  • Paul Goble

Washington, 28 April 2000 (RFE/RL) -- The Russian government has extended extra-territorial cultural autonomy to that country's one million gypsies, an arrangement that will almost certainly benefit them but one that could call into question Moscow's commitment to territorial autonomy for other small groups.

Earlier this month, the Russian Ministry for Federation and Nationality Affairs publicly announced the creation of a special federal national-cultural autonomy arrangement for Russia's gypsies. This was the final step in a process that began in November 1999 and that was legally registered by the justice ministry in March 2000.

This kind of autonomy, ministry officials pointed out, is not like the territorial autonomy enjoyed by many other groups. It does not give the gypsies control over any particular territory but it does strengthen their rights by establishing a special council under the federation and nationalities ministry.

For a group like the gypsies who live dispersed in relatively small groups across the entire Russian Federation, such an arrangement is a major step forward. Up to now, the gypsies have been subject to discrimination in Russia as in many other countries. They do not have a single school or newspaper in their own language, and their past suffering has often been ignored.

Consequently, the establishment of a special council gives them a chance to speak out in defense of their national interests. And that is what they did last week. Their leaders attacked gypsy stereotypes in the Russian media and the failure of the Russian government to acknowledge the murder of gypsies in Nazi concentration camps.

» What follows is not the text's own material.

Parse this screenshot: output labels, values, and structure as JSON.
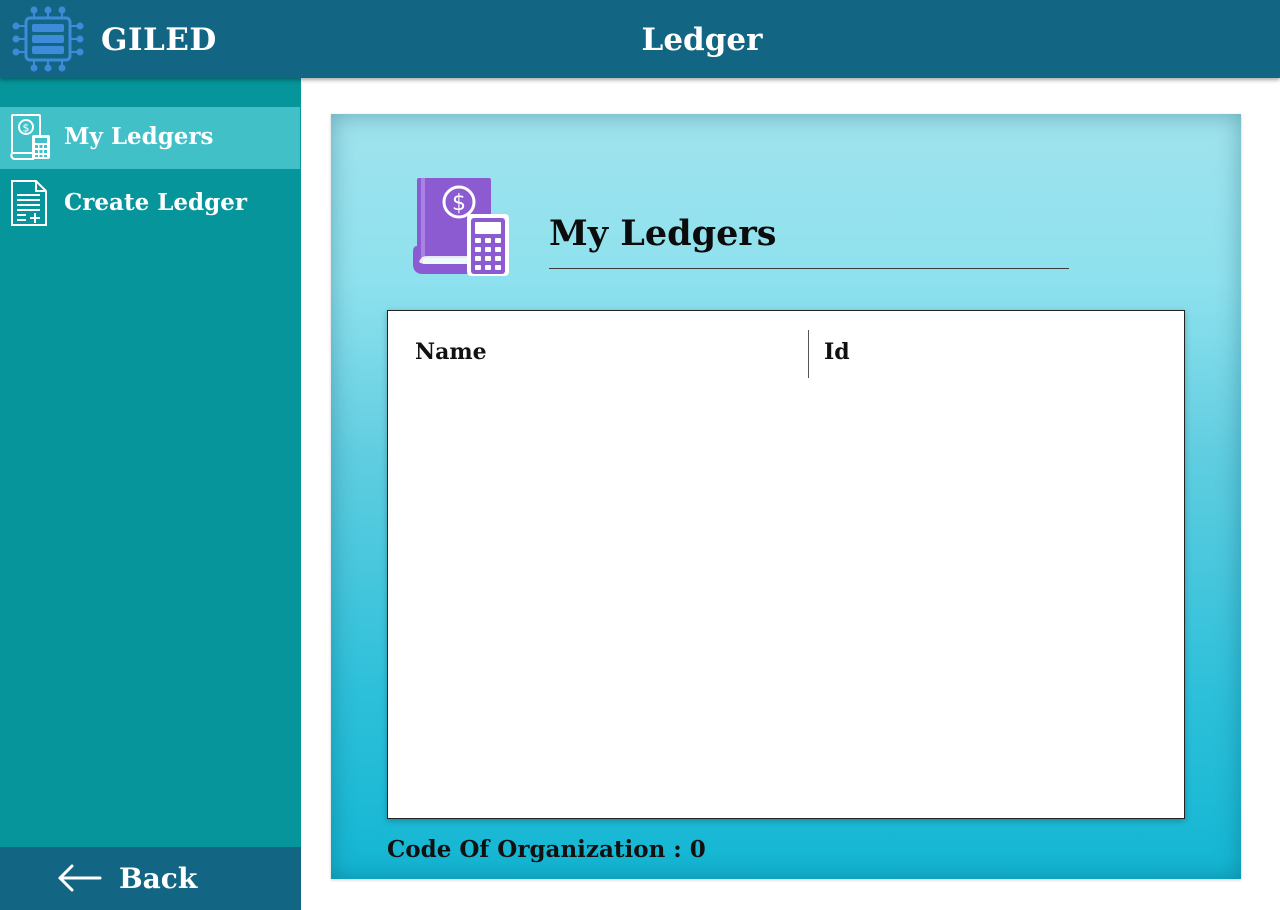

Even if that is all this council is able to do, this opportunity to speak out will be welcome in a group that has seldom had much of a chance to do so on an official level. But the provision of this new kind of extraterritorial autonomy for one group raises the possibility that Moscow or someone else might come to see it as an option for still other groups.

The territorial autonomies within the Russian Federation are the product of a decision taken by Vladimir Lenin and the Bolshevik Party before the 1917 revolution and institutionalized by Joseph Stalin after that time.

Indeed, the Soviet commitment to territorial autonomy was defined by opposition to the conception of extraterritorial cultural autonomy advanced by Austro-Hungarian Marxists Otto Bauer and Karl Renner.

In the early years of the 20th century, Bauer and Renner sketched out a system whereby individuals would enjoy national rights regardless of their place of residence rather than only in places where they had a majority of the population.

Such an arrangement appealed to many dispersed groups, including the Jews of tsarist Russia, but it was opposed by Lenin and others who saw it both as unwieldy administratively and as a threat to the unity of the working class.

And as a result, the communist authorities always opposed the idea of extraterritorial cultural autonomy for any group, and the Russian Federation until now has continued that Soviet-era opposition.

Now, however, Moscow has extended precisely that kind of autonomy to the gypsies, and other widely dispersed groups may come to see that as a goal for themselves, especially if they are not one of the nationalities enjoying even the limited rights of territorial autonomy now.

But the extension of extraterritorial cultural autonomy to the gypsies could have another consequence for non-Russians in the Russian Federation, one that could threaten the rights and privileges they now have.

In 16 of the 22 non-Russian autonomies inside the Russian Federation, the titular nationality forms less than half of the population, and in some cases vastly less than half. That has angered many Russians, and at least some of them might see an extraterritorial arrangement as a way of reducing non-Russian privileges.

At the very least, this possibility is likely to provoke debate both in Moscow and in non-Russian regions, one in which ideas born at the turn of the last century may structure new thinking about arrangements at the beginning of this one.